Widespread use of renewable energy is crucial to the carbon-free future we must achieve to curb climate change. Over the last four decades, it has become much cheaper but there are still small issues stopping it from becoming the exclusive source of power in our lives. A thorny one is its reliability. The tech is amazing but it depends on the Sun and the wind, so researchers are focusing on ways to store the energy produced and deliver it to consumers on demand.
A team of engineers from MIT have come up with a new conceptual design to do just that. As reported in Energy and Environmental Science, they plan to use the excess electricity generated to heat up white-hot molten silicon. Then when necessary the light emitted by the molten metal can be converted back into electricity.
This “Sun in a box” approach is expected to be cheaper than current solutions. The team estimates that it will cost about half as much as hydroelectric storage, currently the cheapest form of grid-scale energy storage. And it will be vastly cheaper than lithium-ion batteries.
"Even if we wanted to run the grid on renewables right now we couldn't, because you'd need fossil-fueled turbines to make up for the fact that the renewable supply cannot be dispatched on demand," senior author Professor Asegun Henry said in a statement. "We're developing a new technology that, if successful, would solve this most important and critical problem in energy and climate change, namely, the storage problem."
The project is called TEGS-MPV, which stands for Thermal Energy Grid Storage-Multi-Junction Photovoltaics. It would comprise two large tanks, one for the “cool” molten silicon (1,920°C; 3,500°F) and one for the “hot” molten silicon (2,370°C; 4,300°F). When electricity is needed, the hot silicon is pumped into tubes that can emit light, and the special multi-junction photovoltaics can efficiently convert it into electricity.
The team had to come up with innovative designs to test if this setup was possible. They constructed a small graphite-lined tank that can withstand the heat of the molten silicon, without any leaking on the outside.

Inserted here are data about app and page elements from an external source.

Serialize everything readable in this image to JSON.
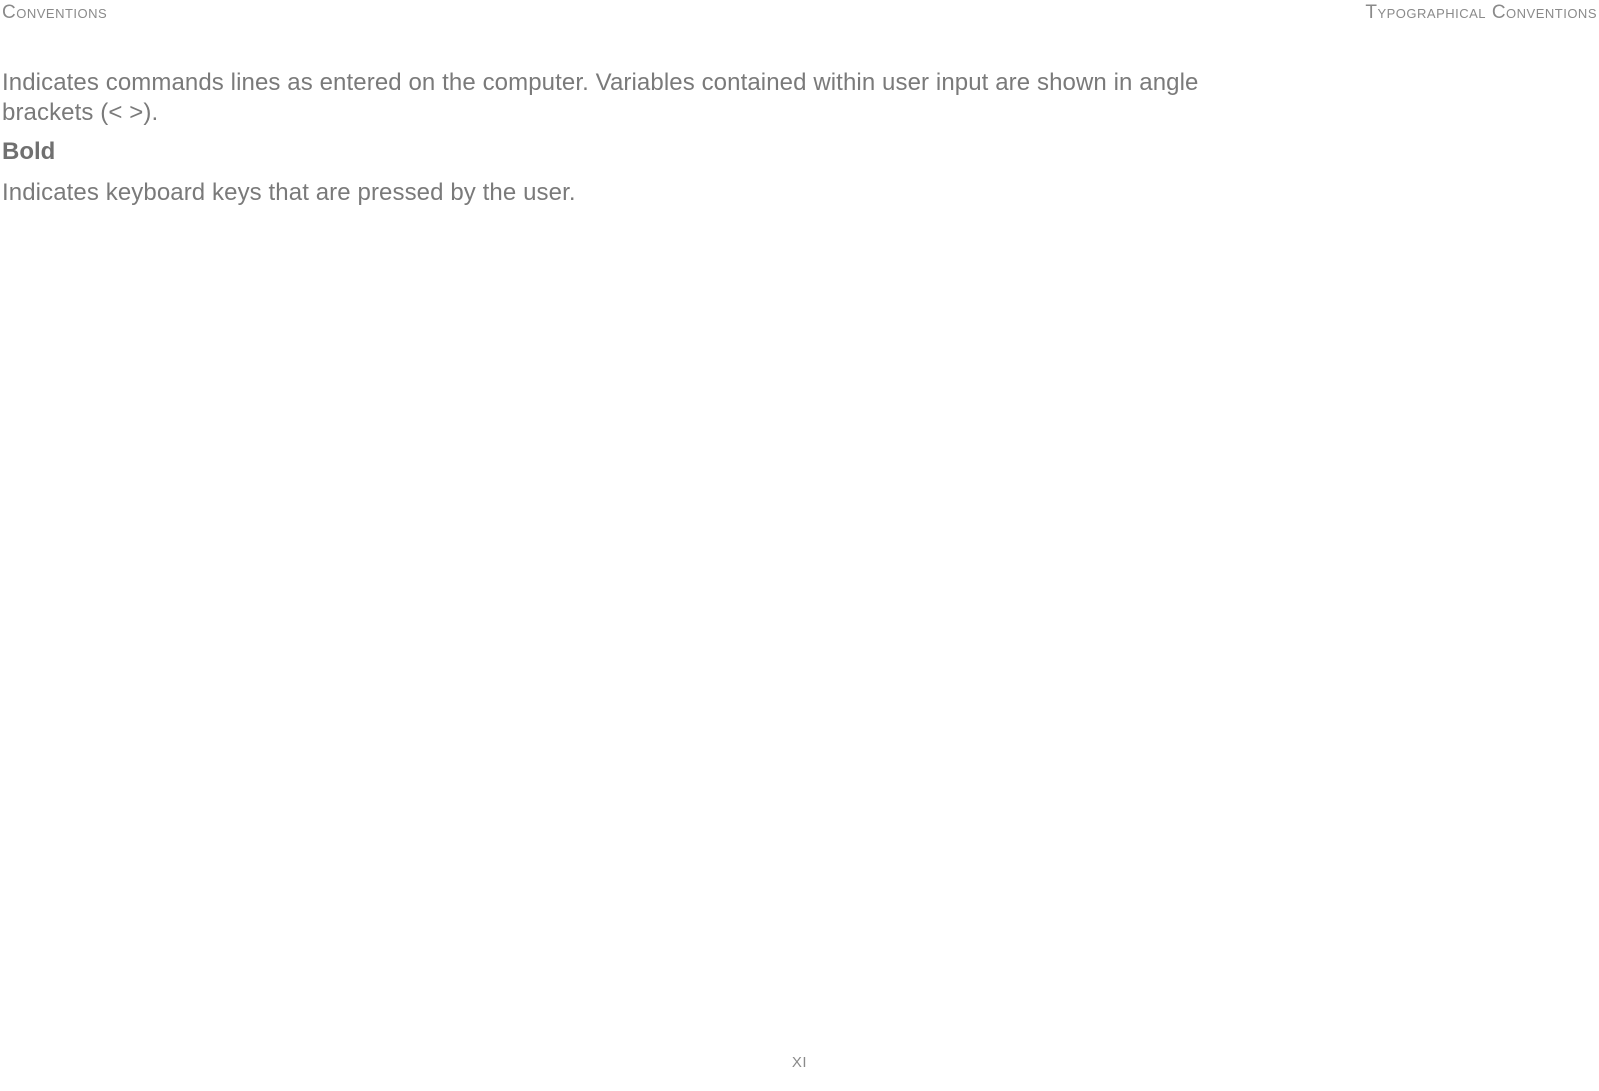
{
  "header": {
    "left": "Conventions",
    "right": "Typographical Conventions"
  },
  "content": {
    "para1": "Indicates commands lines as entered on the computer. Variables contained within user input are shown in angle brackets (< >).",
    "bold_heading": "Bold",
    "para2": "Indicates keyboard keys that are pressed by the user."
  },
  "page_number": "XI"
}
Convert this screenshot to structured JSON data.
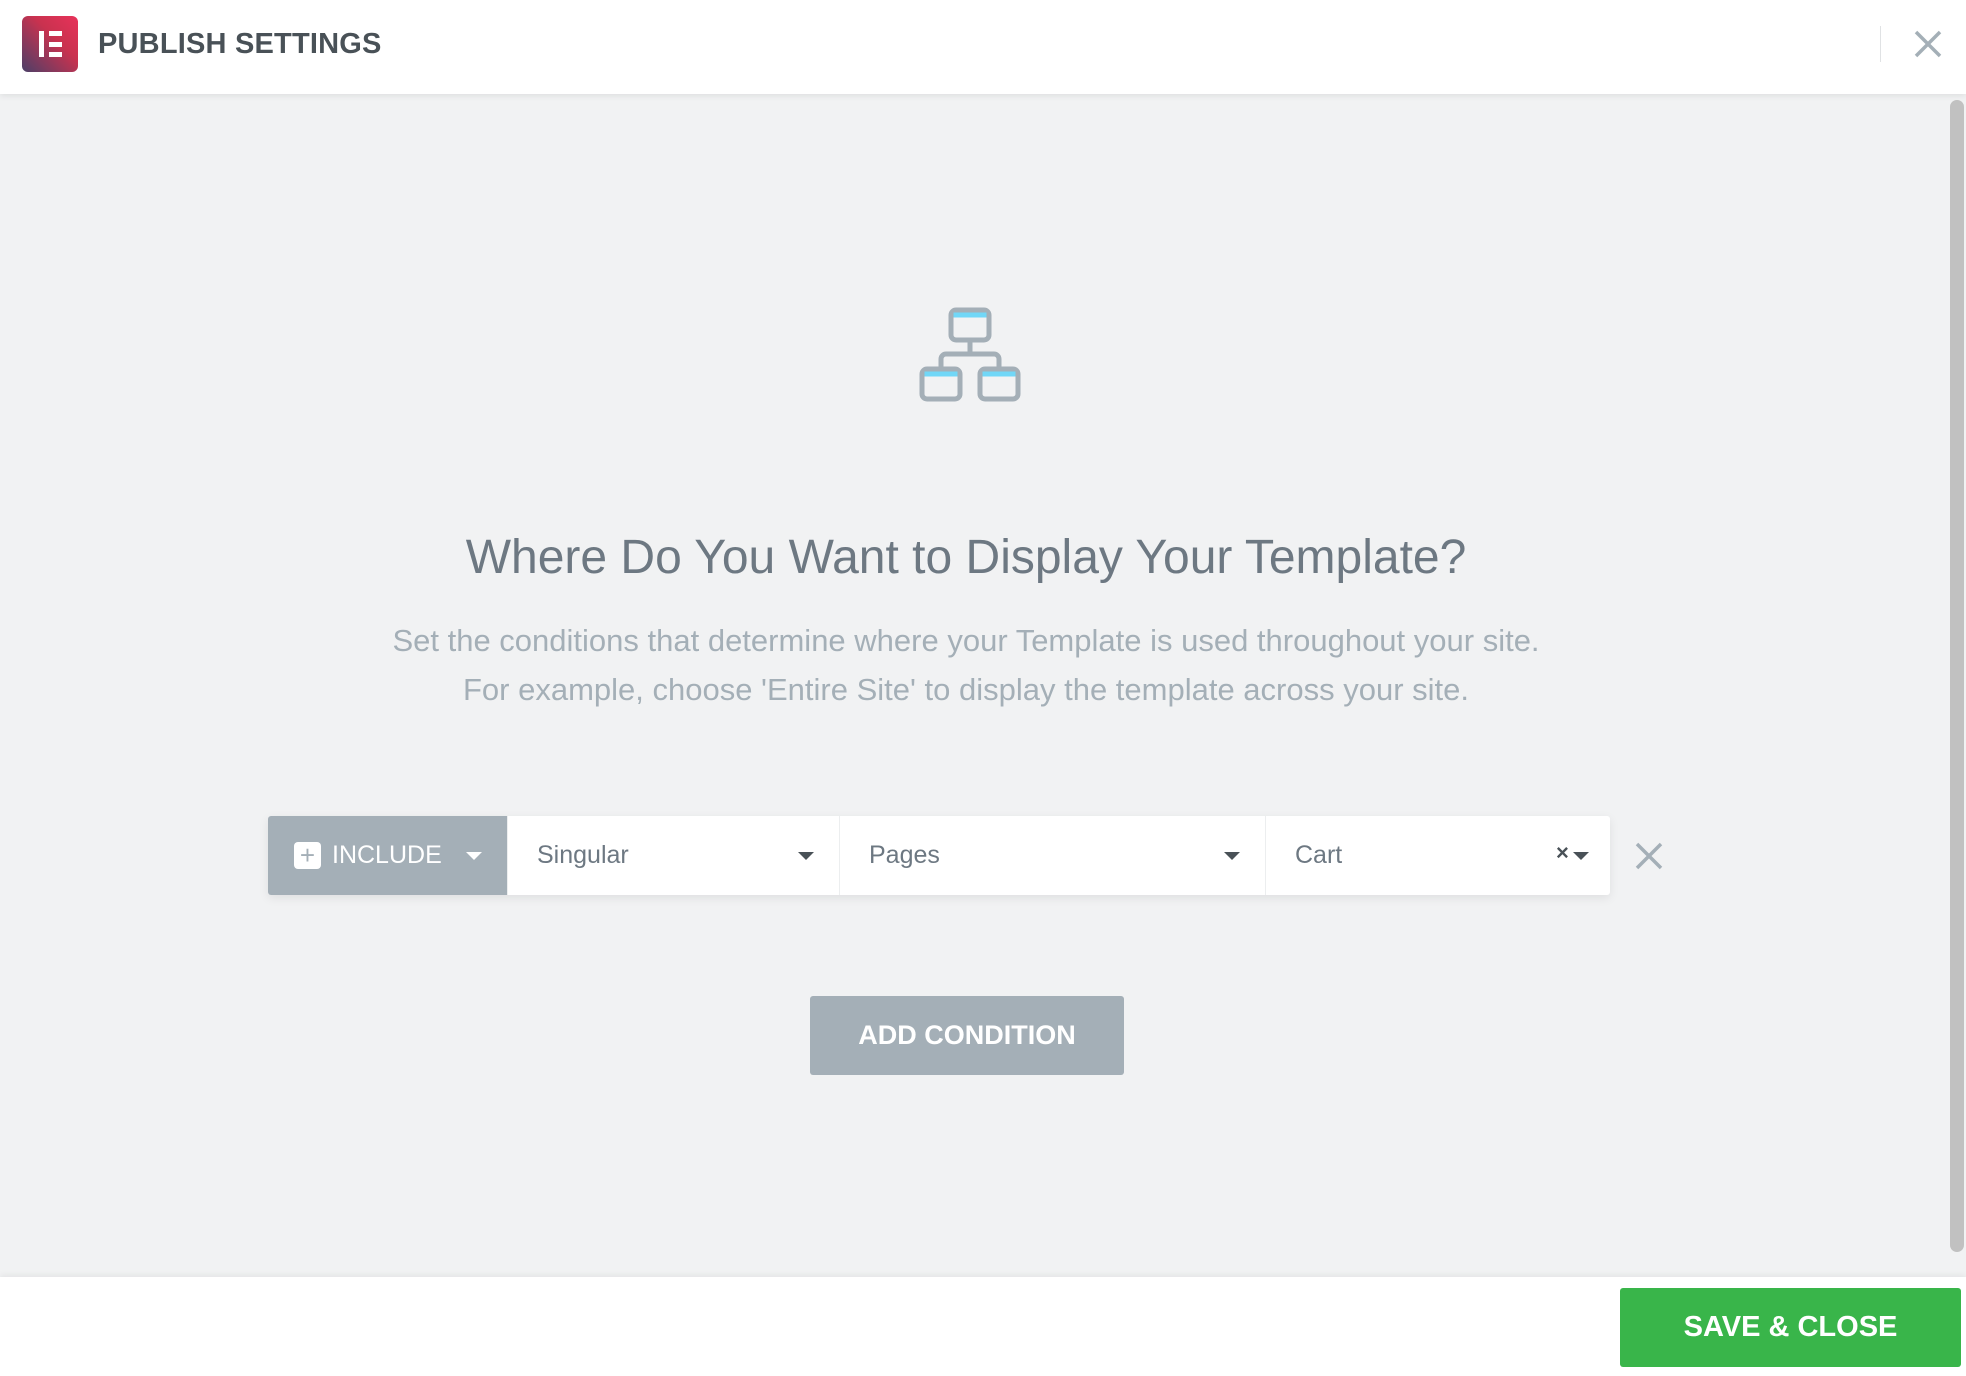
{
  "header": {
    "title": "PUBLISH SETTINGS",
    "logo_icon": "elementor-logo",
    "close_icon": "close-icon"
  },
  "main": {
    "icon": "sitemap-icon",
    "heading": "Where Do You Want to Display Your Template?",
    "description_line1": "Set the conditions that determine where your Template is used throughout your site.",
    "description_line2": "For example, choose 'Entire Site' to display the template across your site.",
    "condition": {
      "type": "INCLUDE",
      "scope": "Singular",
      "subtype": "Pages",
      "item": "Cart",
      "clear_label": "×"
    },
    "add_condition_label": "ADD CONDITION"
  },
  "footer": {
    "save_label": "SAVE & CLOSE"
  },
  "colors": {
    "accent": "#39b54a",
    "muted": "#a4afb7",
    "text": "#495157",
    "brand_start": "#4b3f68",
    "brand_end": "#e8325a"
  }
}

They also built a pump that is capable of dealing with such high temperatures, the highest tolerance ever achieved according to The Guinness Book of World Records.
Despite technological successes and challenges, the engineers are working hard on this project because it has the potential to change energy storage and could literally be built anywhere without the need for the damaging and costly dams that pumped hydro approaches require. The team thinks that a single TEGS-MPV could be used in a city with 100,000 homes that run exclusively on renewable energy.